Do not mock a pain that you haven’t endured –Unknown
If you’re Canadian you’ve probably heard of the Bell Let’s Talk initiative that happens every January. Bell promises to donate 5¢ for every applicable text, call, tweet, social media video view or filter used with #BellLetsTalk.
It wasn’t until last year when I saw friends on social media posting about their mental illnesses (on #BellLet’sTalk day) that I realized I wasn’t alone and that just because someone doesn’t look or talk about their mental state doesn’t mean they aren’t going through something. As much as I love and believe that #BellLetsTalk is an amazing day and conversation starter I am also annoyed that people believe they can only talk about their mental health on this day. I wanted to share my story with you (the person reading this) because if my story can help at least one person it’ll be worth it.
So here it is my mental health journey:
I remember watching Zoella (a UK Youtuber) who struggles with anxiety and never really understanding how she could have these panic attacks and anxiety episodes that could literally make her unable to leave the house.
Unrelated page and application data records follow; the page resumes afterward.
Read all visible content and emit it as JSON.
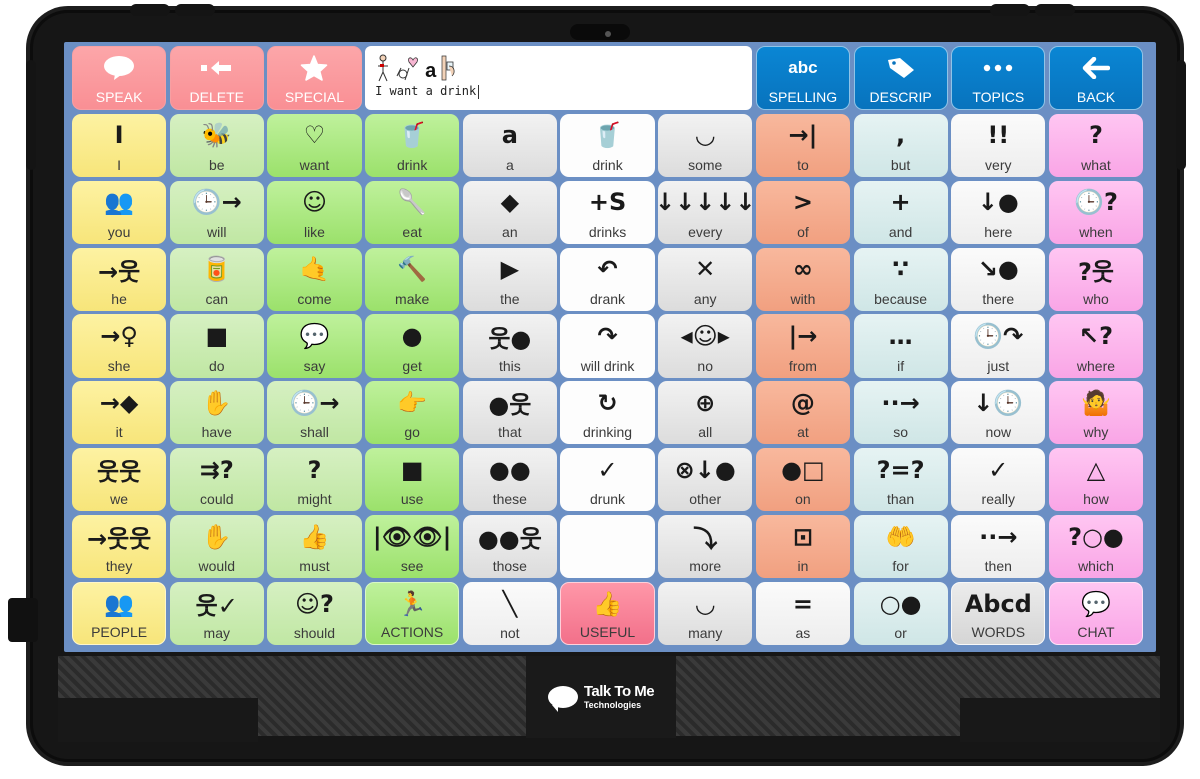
{
  "device": {
    "brand": "Talk To Me",
    "brand_sub": "Technologies"
  },
  "toolbar": {
    "left_buttons": [
      {
        "id": "speak",
        "label": "SPEAK",
        "icon": "speech-bubble-icon"
      },
      {
        "id": "delete",
        "label": "DELETE",
        "icon": "backspace-arrow-icon"
      },
      {
        "id": "special",
        "label": "SPECIAL",
        "icon": "star-icon"
      }
    ],
    "message": {
      "symbols": [
        "I",
        "want",
        "a",
        "drink"
      ],
      "text": "I want a drink"
    },
    "right_buttons": [
      {
        "id": "spelling",
        "label": "SPELLING",
        "icon_text": "abc"
      },
      {
        "id": "descrip",
        "label": "DESCRIP",
        "icon": "tag-icon"
      },
      {
        "id": "topics",
        "label": "TOPICS",
        "icon": "ellipsis-icon"
      },
      {
        "id": "back",
        "label": "BACK",
        "icon": "arrow-left-icon"
      }
    ]
  },
  "colors": {
    "speak_group": "#f98f94",
    "nav_group": "#0873bd",
    "pronoun": "#f7e57a",
    "verb_light": "#c0e7a3",
    "verb": "#9be16b",
    "determiner": "#dcdcdc",
    "preposition": "#f1a080",
    "conjunction": "#cfe6e6",
    "adverb": "#ededed",
    "question": "#f9a5e6",
    "useful": "#f2708a",
    "screen_bg": "#6b8fc4"
  },
  "grid": {
    "rows": [
      [
        {
          "label": "I",
          "color": "yellow",
          "symbol": "I"
        },
        {
          "label": "be",
          "color": "lightgreen",
          "symbol": "🐝"
        },
        {
          "label": "want",
          "color": "green",
          "symbol": "♡"
        },
        {
          "label": "drink",
          "color": "green",
          "symbol": "🥤"
        },
        {
          "label": "a",
          "color": "grey",
          "symbol": "a"
        },
        {
          "label": "drink",
          "color": "white",
          "symbol": "🥤"
        },
        {
          "label": "some",
          "color": "grey",
          "symbol": "◡"
        },
        {
          "label": "to",
          "color": "orange",
          "symbol": "→|"
        },
        {
          "label": "but",
          "color": "teal",
          "symbol": ","
        },
        {
          "label": "very",
          "color": "white2",
          "symbol": "!!"
        },
        {
          "label": "what",
          "color": "pink",
          "symbol": "?"
        }
      ],
      [
        {
          "label": "you",
          "color": "yellow",
          "symbol": "👥"
        },
        {
          "label": "will",
          "color": "lightgreen",
          "symbol": "🕒→"
        },
        {
          "label": "like",
          "color": "green",
          "symbol": "☺"
        },
        {
          "label": "eat",
          "color": "green",
          "symbol": "🥄"
        },
        {
          "label": "an",
          "color": "grey",
          "symbol": "◆"
        },
        {
          "label": "drinks",
          "color": "white",
          "symbol": "+S"
        },
        {
          "label": "every",
          "color": "grey",
          "symbol": "↓↓↓↓↓"
        },
        {
          "label": "of",
          "color": "orange",
          "symbol": ">"
        },
        {
          "label": "and",
          "color": "teal",
          "symbol": "+"
        },
        {
          "label": "here",
          "color": "white2",
          "symbol": "↓●"
        },
        {
          "label": "when",
          "color": "pink",
          "symbol": "🕒?"
        }
      ],
      [
        {
          "label": "he",
          "color": "yellow",
          "symbol": "→웃"
        },
        {
          "label": "can",
          "color": "lightgreen",
          "symbol": "🥫"
        },
        {
          "label": "come",
          "color": "green",
          "symbol": "🤙"
        },
        {
          "label": "make",
          "color": "green",
          "symbol": "🔨"
        },
        {
          "label": "the",
          "color": "grey",
          "symbol": "▶"
        },
        {
          "label": "drank",
          "color": "white",
          "symbol": "↶"
        },
        {
          "label": "any",
          "color": "grey",
          "symbol": "✕"
        },
        {
          "label": "with",
          "color": "orange",
          "symbol": "∞"
        },
        {
          "label": "because",
          "color": "teal",
          "symbol": "∵"
        },
        {
          "label": "there",
          "color": "white2",
          "symbol": "↘●"
        },
        {
          "label": "who",
          "color": "pink",
          "symbol": "?웃"
        }
      ],
      [
        {
          "label": "she",
          "color": "yellow",
          "symbol": "→♀"
        },
        {
          "label": "do",
          "color": "lightgreen",
          "symbol": "■"
        },
        {
          "label": "say",
          "color": "green",
          "symbol": "💬"
        },
        {
          "label": "get",
          "color": "green",
          "symbol": "●"
        },
        {
          "label": "this",
          "color": "grey",
          "symbol": "웃●"
        },
        {
          "label": "will drink",
          "color": "white",
          "symbol": "↷"
        },
        {
          "label": "no",
          "color": "grey",
          "symbol": "◂☺▸"
        },
        {
          "label": "from",
          "color": "orange",
          "symbol": "|→"
        },
        {
          "label": "if",
          "color": "teal",
          "symbol": "…"
        },
        {
          "label": "just",
          "color": "white2",
          "symbol": "🕒↷"
        },
        {
          "label": "where",
          "color": "pink",
          "symbol": "↖?"
        }
      ],
      [
        {
          "label": "it",
          "color": "yellow",
          "symbol": "→◆"
        },
        {
          "label": "have",
          "color": "lightgreen",
          "symbol": "✋"
        },
        {
          "label": "shall",
          "color": "lightgreen",
          "symbol": "🕒→"
        },
        {
          "label": "go",
          "color": "green",
          "symbol": "👉"
        },
        {
          "label": "that",
          "color": "grey",
          "symbol": "●웃"
        },
        {
          "label": "drinking",
          "color": "white",
          "symbol": "↻"
        },
        {
          "label": "all",
          "color": "grey",
          "symbol": "⊕"
        },
        {
          "label": "at",
          "color": "orange",
          "symbol": "@"
        },
        {
          "label": "so",
          "color": "teal",
          "symbol": "··→"
        },
        {
          "label": "now",
          "color": "white2",
          "symbol": "↓🕒"
        },
        {
          "label": "why",
          "color": "pink",
          "symbol": "🤷"
        }
      ],
      [
        {
          "label": "we",
          "color": "yellow",
          "symbol": "웃웃"
        },
        {
          "label": "could",
          "color": "lightgreen",
          "symbol": "⇉?"
        },
        {
          "label": "might",
          "color": "lightgreen",
          "symbol": "?"
        },
        {
          "label": "use",
          "color": "green",
          "symbol": "■"
        },
        {
          "label": "these",
          "color": "grey",
          "symbol": "●●"
        },
        {
          "label": "drunk",
          "color": "white",
          "symbol": "✓"
        },
        {
          "label": "other",
          "color": "grey",
          "symbol": "⊗↓●"
        },
        {
          "label": "on",
          "color": "orange",
          "symbol": "●□"
        },
        {
          "label": "than",
          "color": "teal",
          "symbol": "?=?"
        },
        {
          "label": "really",
          "color": "white2",
          "symbol": "✓"
        },
        {
          "label": "how",
          "color": "pink",
          "symbol": "△"
        }
      ],
      [
        {
          "label": "they",
          "color": "yellow",
          "symbol": "→웃웃"
        },
        {
          "label": "would",
          "color": "lightgreen",
          "symbol": "✋"
        },
        {
          "label": "must",
          "color": "lightgreen",
          "symbol": "👍"
        },
        {
          "label": "see",
          "color": "green",
          "symbol": "|👁👁|"
        },
        {
          "label": "those",
          "color": "grey",
          "symbol": "●●웃"
        },
        {
          "label": "",
          "color": "white",
          "symbol": ""
        },
        {
          "label": "more",
          "color": "grey",
          "symbol": "⤵"
        },
        {
          "label": "in",
          "color": "orange",
          "symbol": "⊡"
        },
        {
          "label": "for",
          "color": "teal",
          "symbol": "🤲"
        },
        {
          "label": "then",
          "color": "white2",
          "symbol": "··→"
        },
        {
          "label": "which",
          "color": "pink",
          "symbol": "?○●"
        }
      ],
      [
        {
          "label": "PEOPLE",
          "color": "people",
          "symbol": "👥"
        },
        {
          "label": "may",
          "color": "lightgreen",
          "symbol": "웃✓"
        },
        {
          "label": "should",
          "color": "lightgreen",
          "symbol": "☺?"
        },
        {
          "label": "ACTIONS",
          "color": "actions",
          "symbol": "🏃"
        },
        {
          "label": "not",
          "color": "white2",
          "symbol": "╲"
        },
        {
          "label": "USEFUL",
          "color": "rose",
          "symbol": "👍"
        },
        {
          "label": "many",
          "color": "grey",
          "symbol": "◡"
        },
        {
          "label": "as",
          "color": "white2",
          "symbol": "="
        },
        {
          "label": "or",
          "color": "teal",
          "symbol": "○●"
        },
        {
          "label": "WORDS",
          "color": "words",
          "symbol": "Abcd"
        },
        {
          "label": "CHAT",
          "color": "chat",
          "symbol": "💬"
        }
      ]
    ]
  }
}
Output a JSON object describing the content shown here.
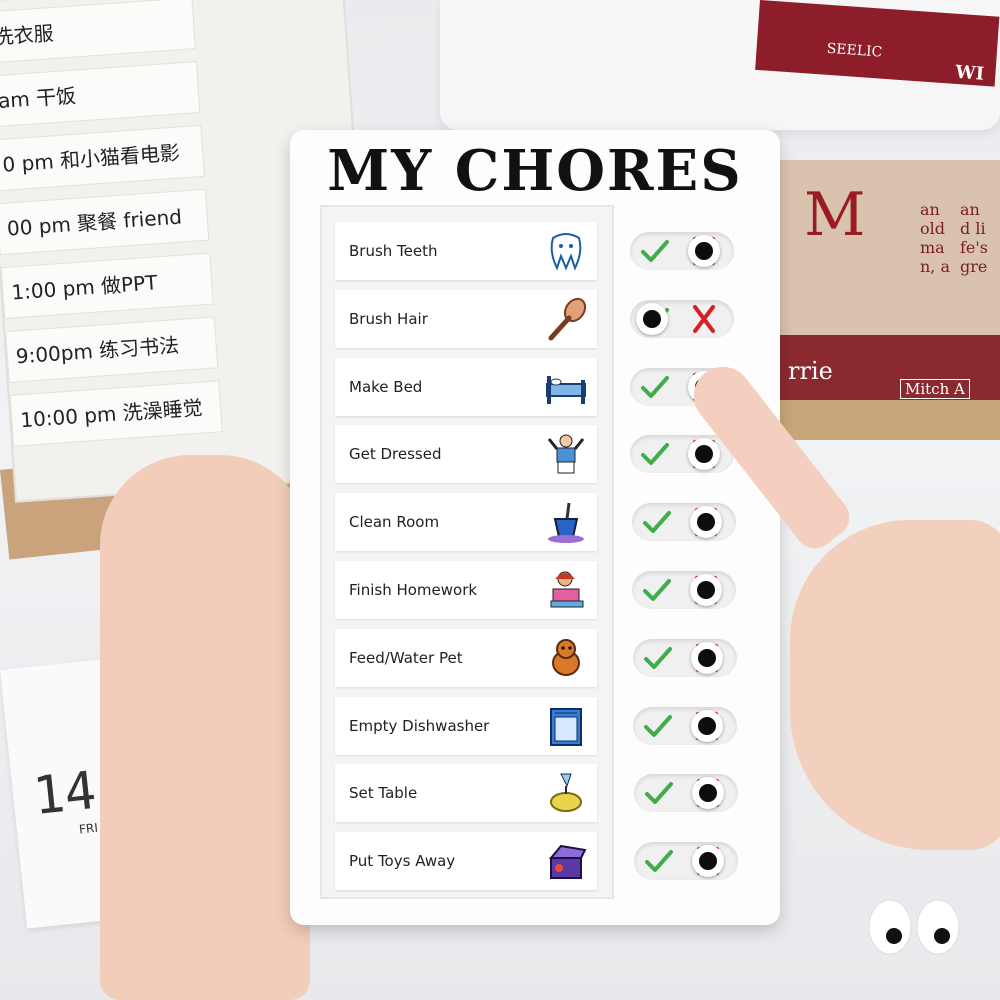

Like the quote I started this post with, do not mock or undermine someone’s pain until you’ve endured it. I had a conversation with one particular friend who struggles with a few mental illnesses and she told me how some days she could not get out of bed. I’m not gonna lie, I couldn’t understand this. How could someone not be able to get out of bed? It wasn’t until I myself experienced this that I finally understood.
It was in my fourth and final year of undergrad that I realized I had high-performance anxiety. Just like any student I was dealing with assignments, projects, trying to achieve a high GPA, participating in extracurriculars, playing volleyball, attempting to see friends and spend family time. I didn’t want to let anyone down, I had built this personal brand and quality of my work over the last few years and didn’t want to disappoint anyone with anything less than perfect. I would say ‘yes’ to too many things and have a plate full of obligations I promised I would do and wanted to do but I had to accept that I couldn’t do it all.
It was a regular weekday and I was making my way to the bus stop to get to school and I couldn’t help but feel this HUGE weight on my chest. No matter what I checked off my to-do list the weight wouldn’t budge. It was like an elephant was sitting on my chest. I did not want to get out of bed because that meant I had to deal with this anxiety. It was on and off that I would be home and just cry over how overwhelmed I would feel. I felt like a failure that I had to keep up this image up. This image that to friends and strangers looked like what I did was easy, I made it look easy. But unless they directly asked they never really knew just how much work I put into…everything. Anxiety isn’t just like what you see in the movies, there are people who have high-performance anxiety, the people who look like they have their lives together or probably holding everything together with tape. I’m lucky enough to have a best friend that I could divulge my feelings. Even though I couldn’t label exactly what I was feeling she would validate my emotions and listen to what I needed to say. This was just the start of me finding my support circle. The anxiety would leave for a week or so and I would genuinely think it was gone forever until another episode began. I didn’t want to be considered “weak”. But the faster I admitted it to myself the faster I was able to figure out how to deal with it. I remember a particular day I was at work on campus and it had been a rough day, I should not have been at work. One of my supervisors from the other department I worked at came into the office and asked if I was okay and I decide to not answer with the typical “I’m fine”, so I told her I wasn’t ok and she listened. She didn’t try to diminish my feelings or tell me that this “stress” would go away soon. She didn’t say “oh girl, I totally feel the same way, I get super anxious & stressed too”. She shared her story with me and related it to my pain in a way that didn’t belittle it. I was able to come to her the following few days and share what I was going through. Having someone to listen to you and talk to about your anxiety was probably the best medicine I could’ve asked for. The feelings I was going through were being validated and heard. People can listen but not everyone hears you.
I realized in my last semester that I needed to start saying ‘no’ to things. As much as it pained me to feel like I was missing out on experiences I knew I wouldn’t be able to give 100% nor would it be good for my mental health. I also learnt that it might take some people longer to understand your struggles and with others, they might never get it, in the end, your support group ends up choosing you, not the other way around.
To all my friends who have mental illnesses; you are not broken, you are not a failure, you do not need to stuff your emotions down, you do not need to hide, you are worthy, you are enough.
Here are some things that help me during my anxiety:
- Listening to Kaleo’s Vor í Vaglaskógi
- Taking deep breaths
- Coming across quotes that are relatable to my situation (below are a few of my favourite)
- Going for a walk outside for some fresh air
- Distracting my brain with comedy (aka finding something that’ll make you laugh)
- Reading a book
I’d like to leave you with this thought: Everyone wants to be the sun to lighten up everyone’s life, but why not be the moon, to brighten in the darkest hour.
I hope that reading my story has helped you in some way even if it is minuscule. I hope that you’re able to find your support system and to be able to talk to someone if you’re ever having these feelings. My email is always open for a chat, even if you just need someone to listen to you. Please, feel free to reach out.